They take an array of numbers (that can represent pixels, audio waveforms, or words), run a series of functions on that array, and output one or more numbers as outputs. The outputs are usually a prediction of some properties you’re trying to guess from the input, for example whether or not an image is a picture of a cat.”
– Pete Waren
What is deep learning, and why should you care?
Canvas Fingerprinting: Online Tracking Impossible to Block
A new kind of tracking tool, canvas fingerprinting, is being used to follow visitors to thousands of top websites. It works by instructing the visitor’s web browser to draw a hidden image. Because each computer draws the image slightly differently, the images can be used to assign each user’s device a number that uniquely identifies it. However, AddThis might pull the feature, as it does not work very well on mobile devices and is “not uniquely identifying enough.” (via Roel)
Superintelligence by Nick Bostrom
How should we prepare for the time when machines surpass humans in intelligence? Professor Nick Bostrom explores the frontiers of thinking about the human condition and the future of intelligent life in this talk. This visualisation nicely illustrates the types of super intelligence, the pathways to it and the possible outcomes: an unfriendly singleton, a friendly singleton, or a multipolar scenario.

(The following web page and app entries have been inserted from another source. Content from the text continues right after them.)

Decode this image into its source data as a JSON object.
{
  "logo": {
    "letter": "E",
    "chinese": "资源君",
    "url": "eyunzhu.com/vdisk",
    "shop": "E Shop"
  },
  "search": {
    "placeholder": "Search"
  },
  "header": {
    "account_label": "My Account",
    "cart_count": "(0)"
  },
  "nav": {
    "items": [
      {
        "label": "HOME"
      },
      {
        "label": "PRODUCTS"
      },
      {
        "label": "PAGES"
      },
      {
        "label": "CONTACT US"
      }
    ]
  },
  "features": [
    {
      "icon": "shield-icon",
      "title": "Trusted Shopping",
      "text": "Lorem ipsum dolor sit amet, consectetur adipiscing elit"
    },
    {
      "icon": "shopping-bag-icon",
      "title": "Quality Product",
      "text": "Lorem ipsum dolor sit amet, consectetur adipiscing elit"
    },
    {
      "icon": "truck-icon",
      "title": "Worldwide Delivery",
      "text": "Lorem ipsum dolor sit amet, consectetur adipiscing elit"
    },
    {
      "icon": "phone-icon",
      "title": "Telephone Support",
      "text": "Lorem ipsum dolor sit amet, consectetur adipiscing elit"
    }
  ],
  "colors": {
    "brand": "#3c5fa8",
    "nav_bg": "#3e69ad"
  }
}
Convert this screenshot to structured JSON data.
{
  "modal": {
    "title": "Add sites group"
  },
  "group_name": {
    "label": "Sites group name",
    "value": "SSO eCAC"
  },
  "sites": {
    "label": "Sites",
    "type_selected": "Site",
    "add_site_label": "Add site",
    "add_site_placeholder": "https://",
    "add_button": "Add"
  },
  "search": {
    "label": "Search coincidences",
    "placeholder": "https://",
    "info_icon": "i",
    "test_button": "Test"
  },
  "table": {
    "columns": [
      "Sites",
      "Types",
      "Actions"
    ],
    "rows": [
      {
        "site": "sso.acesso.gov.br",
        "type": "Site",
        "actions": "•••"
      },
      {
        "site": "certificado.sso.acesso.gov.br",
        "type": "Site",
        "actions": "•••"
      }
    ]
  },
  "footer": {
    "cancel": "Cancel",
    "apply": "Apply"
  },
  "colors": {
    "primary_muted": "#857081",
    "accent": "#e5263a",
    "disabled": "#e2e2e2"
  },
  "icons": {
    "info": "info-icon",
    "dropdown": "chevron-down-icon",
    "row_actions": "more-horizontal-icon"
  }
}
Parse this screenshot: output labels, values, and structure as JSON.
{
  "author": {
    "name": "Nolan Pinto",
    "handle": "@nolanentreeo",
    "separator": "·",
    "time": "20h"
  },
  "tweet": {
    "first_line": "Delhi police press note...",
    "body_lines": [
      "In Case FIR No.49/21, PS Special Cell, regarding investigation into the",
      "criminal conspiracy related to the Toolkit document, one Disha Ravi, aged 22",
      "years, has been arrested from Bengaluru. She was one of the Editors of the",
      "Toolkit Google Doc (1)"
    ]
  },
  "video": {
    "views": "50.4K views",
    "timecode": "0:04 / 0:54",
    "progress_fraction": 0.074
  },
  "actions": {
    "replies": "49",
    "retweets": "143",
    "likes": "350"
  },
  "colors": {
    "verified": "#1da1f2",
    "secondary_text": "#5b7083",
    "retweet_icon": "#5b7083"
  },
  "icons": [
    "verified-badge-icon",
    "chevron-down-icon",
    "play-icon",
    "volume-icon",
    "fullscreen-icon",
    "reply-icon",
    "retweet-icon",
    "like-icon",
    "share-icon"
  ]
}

Sense Sleep Monitor
Hello’s Sense gets its data from Sleep Pill, a small but sensitive sleep tracking sensor that clips invisibly to your pillow. Great about this, is that it is a ‘non-wearable’. There are only so much watches you can wrap around one wrist. This successfully funded Kickstarter project reminds me of the Withings Aura sleep device, which should become available this summer. (via Joren)
Papers, Talks & Research
- The Web never forgets: Persistent tracking mechanisms in the wild (tracking, draft paper)
- 1000 Songs for Emotional Analysis of Music (emotion analysis, paper)
- Beyond Text based sentiment analysis: Towards multi-modal systems (fusion sentiment analysis, paper)
- Deriving Personal Trip Data from GPS Data: A Literature Review on the Existing Methodologies (transportation mode detection, paper)
- Your Voice Assistant is Mine: How to Abuse Speakers to Steal Information and Control Your Phone (TTS, voice control, security, paper)
Enjoy the weekend, see you next week.